- Develop a holistic/integrated/adaptive approach to weed management. Herbicides (at least economical ones) are no longer in your toolbox. Learn about weed populations on your farm, their lifecycles, and recognize that mechanical weed control will be required. No-till can be a part of your rotation, but has not been proven for all row crops, particularly corn.
- Develop a business plan for navigating the transition, and find a lender that understands organic or is at least willing to work with you through the process. http://www.sare.org/Learning-Center/Books/Organic-Transition
- Study the NOP standards to understand what’s required in organic production—This includes the National List of allowed and prohibited substances, recordkeeping and organic system plan requirements, crop rotation standards, and more. https://www.ams.usda.gov/rules-regulations/organic
- Develop and maintain a recordkeeping system, which is required for certification.
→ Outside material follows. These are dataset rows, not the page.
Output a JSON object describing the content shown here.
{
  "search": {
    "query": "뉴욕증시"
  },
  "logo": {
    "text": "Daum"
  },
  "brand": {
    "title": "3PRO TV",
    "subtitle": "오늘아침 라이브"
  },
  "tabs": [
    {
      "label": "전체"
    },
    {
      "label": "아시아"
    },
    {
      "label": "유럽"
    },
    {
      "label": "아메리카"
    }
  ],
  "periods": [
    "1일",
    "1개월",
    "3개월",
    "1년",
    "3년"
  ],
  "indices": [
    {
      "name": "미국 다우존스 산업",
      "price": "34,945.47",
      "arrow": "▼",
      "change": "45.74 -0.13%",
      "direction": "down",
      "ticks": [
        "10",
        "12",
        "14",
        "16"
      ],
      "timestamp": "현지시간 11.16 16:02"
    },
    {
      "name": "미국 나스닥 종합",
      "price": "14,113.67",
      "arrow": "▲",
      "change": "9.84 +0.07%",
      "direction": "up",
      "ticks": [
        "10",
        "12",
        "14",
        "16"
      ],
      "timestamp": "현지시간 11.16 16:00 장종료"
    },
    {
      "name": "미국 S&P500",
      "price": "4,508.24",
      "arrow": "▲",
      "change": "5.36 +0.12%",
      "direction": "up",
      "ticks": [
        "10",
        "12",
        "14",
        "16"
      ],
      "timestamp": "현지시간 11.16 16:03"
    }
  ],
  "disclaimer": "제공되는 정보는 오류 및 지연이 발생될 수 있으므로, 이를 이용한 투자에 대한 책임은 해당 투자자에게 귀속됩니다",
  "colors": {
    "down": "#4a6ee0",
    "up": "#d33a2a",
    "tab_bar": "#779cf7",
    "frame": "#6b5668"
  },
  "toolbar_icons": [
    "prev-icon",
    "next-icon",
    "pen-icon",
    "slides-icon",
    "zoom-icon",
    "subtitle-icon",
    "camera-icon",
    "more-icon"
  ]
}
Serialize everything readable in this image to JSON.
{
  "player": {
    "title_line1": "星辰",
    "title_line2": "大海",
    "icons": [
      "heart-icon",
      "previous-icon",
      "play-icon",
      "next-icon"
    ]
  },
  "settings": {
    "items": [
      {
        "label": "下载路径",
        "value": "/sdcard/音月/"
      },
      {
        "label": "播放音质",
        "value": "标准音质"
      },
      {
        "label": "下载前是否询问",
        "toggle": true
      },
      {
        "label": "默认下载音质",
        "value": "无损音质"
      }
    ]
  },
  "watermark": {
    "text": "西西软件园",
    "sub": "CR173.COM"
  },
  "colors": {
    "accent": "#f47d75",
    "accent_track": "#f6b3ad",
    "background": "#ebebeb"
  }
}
Many resources are available to help you develop such a system. g., https://mosesorganic.org/publications/farm-production-recordkeeping-workbook/
- Find an accredited certification agency. You can work with any USDA accredited certifier, so “shop around”. https://www.ams.usda.gov/services/organic-certification/certifying-agents
- Develop a support network. This includes your certifier, Extension educators and specialists, seasoned organic farmers, other transitioning farmers, input dealers, and consultants. As you enter this new marketplace and community, it will take time to make connections. Contact me to for help in making connections.
- Commit to transition for more than financial reasons. If conventional grain markets take another turn up, or you inevitably run into the tough year(s) where weeds win out in a given field (or fields), you might be lured to drop your organic certification or give up on transition. Having additional motivators beyond the price premiums in the organic marketplace is important. The book “Gaining Ground: Making a Successful Transition to Organic Farming” is loaded with testimony and quotes from Canadian organic farmers about their reasons and challenges and rewards from going through transition. https://cog-shop.myshopify.com/products/gaining-ground-making-a-successful-transition-to-organic-farming-ebook
The post was written by Michael O’Dennell with the Purdue University Extension. If you have further questions about organic farming, please contact Michael.
Extension Educator, Organic and Diversified Agriculture